The answer is one of the ideas structuring the book from a chapter on Rousseau and the link between popular sovereignty and religion, an analysis of Carl Schmitt, the mystical anarchism of Maguerite Porete, the nihilism of John Gray, the meontology(178) of Paul, a re-reading of Heideggers Being and Time, a criticism of Marcionite readings of Paul, up to a chapter on iek and the question of violence (defending Levinas and Benjamin) on its way through modernity the book deals in passing with Agamben, Badiou, Kierkegaard and others. The central thesis is: modernity is nothing but a series of metamorphoses of sacralization (10). That is to say that any modern political form(ation) makes use of something sacral, of a belief in divine sovereignty be it popular (God the monarch becomes God the people (55)) or anonymous (e.g., the markets are not satisfied) in its rituals (such as parliamentary elections), in the constitution (107), in the magic (85) of political representation (88)), etc. All this leads Critchley to claim that in the realm of politics, law and religion there are only fictions. (91) What this means is that our times are so dark because modern politics has been a gigantic misunderstanding of its own fictitious nature. Modernity is driven by a specific resistance to know (i.e. religion) and more dialectically by a religious drive not to see the religious dimension in politics (secularism, which denies the truth of religion, is a religious myth (111)). This is why these fictions need to be exposed for what they are (90) say: popular sovereignty is a lie (86) and the philosophical analysis of politics becomes a labor of demythologization (90). Against this background, Critchley argues that we need a new conception of the stuff that makes political communities stick together, a new conception of the fictitious, religious dimension which is found in the life of every people (68). This is why the main concern of the book is with the nature of faith (161). Its nature is fictitious but linked to a rigorous activity of a subject (18). These two theory of political fictions (faith) and subjective ethics are the elements of an ethical neo-anarchism (114). This anarchism, aiming at how one lives now (155), is not opposed to organization (232). It rather advances in the name of [] free organization, self-determination, collaboration, cooperation [], association (232). The basic claims behind it are that: 1) one needs to believe what one knows through history, i.e. that there are only fictions; 2) one needs an art of politics (92) to still believe in acknowledged fictions, i.e., believe in them although one knows (and one still believes what one knows); 3) if one still believes in them, one becomes radically responsible for (not) following them; 4) ethical responsibility is concrete and not abstract. Even the (fictitious) divine commandment not to kill, cannot be turned into an abstract principle: the responsibility to uphold ones faith in it takes place in concrete situations (even when one violates it) there are no pre-given answers. 5) The main aim of this ethics is to generate new associations (92). For, any association bound to a fiction has to renew its commitment in concrete situations and thus to renew itself. 6) This means: there is a subjective ethical responsiveness and responsibility for what is unlimited in a situation (244, my emphasis), i.e. for the association itself. 7) This is why for Critchley ethical neo-anarchism implies a politics of love (12). As love demands a transformation of the self (153), but also fidelity to ensure the consistency of the subject. This ethics is an ethics of infinite demands in which faith without love is a hollow saying (153). Ethical neo-anarchism relies on the faith that the world can be changed if we find something unlimited in it and if we accept the weakness of having nothing at our disposal but fictions.
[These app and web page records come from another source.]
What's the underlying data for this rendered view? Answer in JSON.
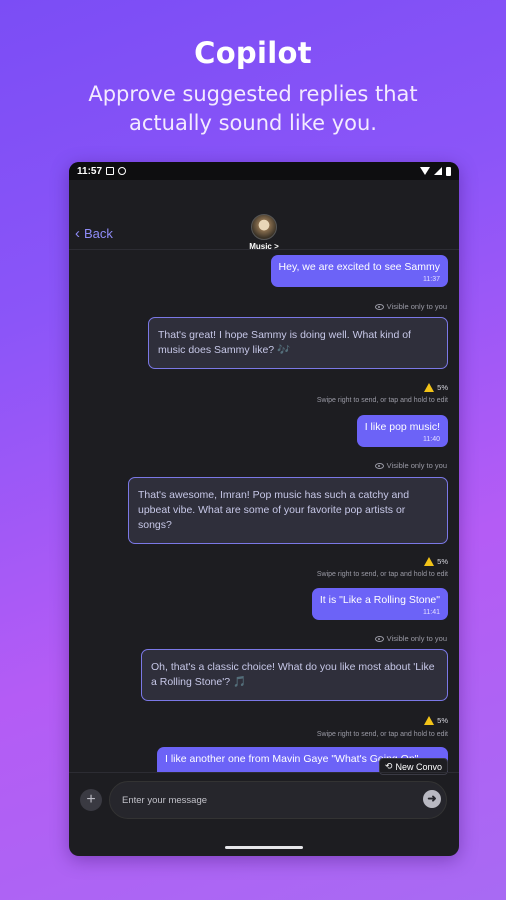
{
  "promo": {
    "title": "Copilot",
    "subtitle_line1": "Approve suggested replies that",
    "subtitle_line2": "actually sound like you."
  },
  "status_bar": {
    "time": "11:57"
  },
  "chat_header": {
    "back_label": "Back",
    "contact_name": "Music >"
  },
  "messages": [
    {
      "type": "sent",
      "text": "Hey, we are excited to see Sammy",
      "time": "11:37",
      "visibility": "Visible only to you"
    },
    {
      "type": "suggestion",
      "text": "That's great! I hope Sammy is doing well. What kind of music does Sammy like? 🎶",
      "confidence": "5%",
      "hint": "Swipe right to send, or tap and hold to edit"
    },
    {
      "type": "sent",
      "text": "I like pop music!",
      "time": "11:40",
      "visibility": "Visible only to you"
    },
    {
      "type": "suggestion",
      "text": "That's awesome, Imran! Pop music has such a catchy and upbeat vibe. What are some of your favorite pop artists or songs?",
      "confidence": "5%",
      "hint": "Swipe right to send, or tap and hold to edit"
    },
    {
      "type": "sent",
      "text": "It is \"Like a Rolling Stone\"",
      "time": "11:41",
      "visibility": "Visible only to you"
    },
    {
      "type": "suggestion",
      "text": "Oh, that's a classic choice! What do you like most about 'Like a Rolling Stone'? 🎵",
      "confidence": "5%",
      "hint": "Swipe right to send, or tap and hold to edit"
    },
    {
      "type": "sent",
      "text": "I like another one from Mavin Gaye \"What's Going On\""
    }
  ],
  "new_convo_label": "New Convo",
  "input": {
    "placeholder": "Enter your message"
  },
  "colors": {
    "accent": "#6c63f7",
    "suggestion_border": "#7b78e6",
    "background_gradient_start": "#7b4df5",
    "background_gradient_end": "#b45cf5",
    "warning": "#f2c318"
  },
  "icons": [
    "back-chevron-icon",
    "eye-icon",
    "warning-icon",
    "plus-icon",
    "send-arrow-icon",
    "refresh-icon"
  ]
}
Thereby the weakness becomes a possible strength (91), a powerless power (251) that enables the fictitious constitution (40) of a political collective endowed with an openness to the possibility (245) of always newly finding something unlimited in the situation. This procedure is immanently infinite structured by an infinite demand (117) and can never be realized once and for all. This ethics of overload (220) implies a guilty heroism (243) that accepts that the imperfect is our paradise (221), i.e. leads to accepting that every fulfillment is never truly fulfilling, as the very idea of fulfillment is a constitutive fiction. I want to end by articulating two series of questions: 1) Critchleys conception of a fiction we know to be one we still believe in is like a poetic fiction. For it is poetry that, according to him, has the critical task to show that the world is what you make of it (91), and that there can always be a work of collective self-creation (4), there can always be emancipation. For Marx, science generated emancipatory knowledge of the world, for Critchley it is art, poetry. Here he sides with thinkers that argue for a fundamental interrelation of aesthetics and politics. My question is: why does this art of creating self-conscious fictions not still follow a religious structure in Marx sense? Why do we not over and over again create the fiction that the world is what we make of it, because we know it will remain the same and the fiction is precisely what prevents change from happening? How to avoid the risk that the supreme fiction (23, 81, 91, 93) is the fiction of change itself one that we believe in only because we know it to be a fiction? Might not the danger of such Christianity without God (Badiou) be that the fiction of change turns change itself into nothing but fiction? 2) Critchley argues that a self-conscious collective fiction can have consequences. These manifest as collectively created interstices, spaces for political association and selfdetermination that work within the state against the state (233). These interstices are timely manifestations of something unlimited. They may be lost, then an infinite demand demands to generate new ones. And the fictions we believe in encourage us that this must be possible. Although these creations rely on demands that are impossible to fulfill once and for all, I wonder how to distinguish this practice from another practice relying on unlimitedness and unfulfillment: the unlimited expansion of the possible which is one feature of the contemporary market? How to avoid a nothing is impossible (Nike) position and the threat of what Badiou once called a disaster of unlimitedness? Does one not come dangerously close to the very operation of capital? Critchleys book presents a powerful and rigorously systematic argument for a renewal of political emancipation. The risks and dangers that I see are multiple and fundamental, and I have my doubts that faith alone will help here. 29 August 2012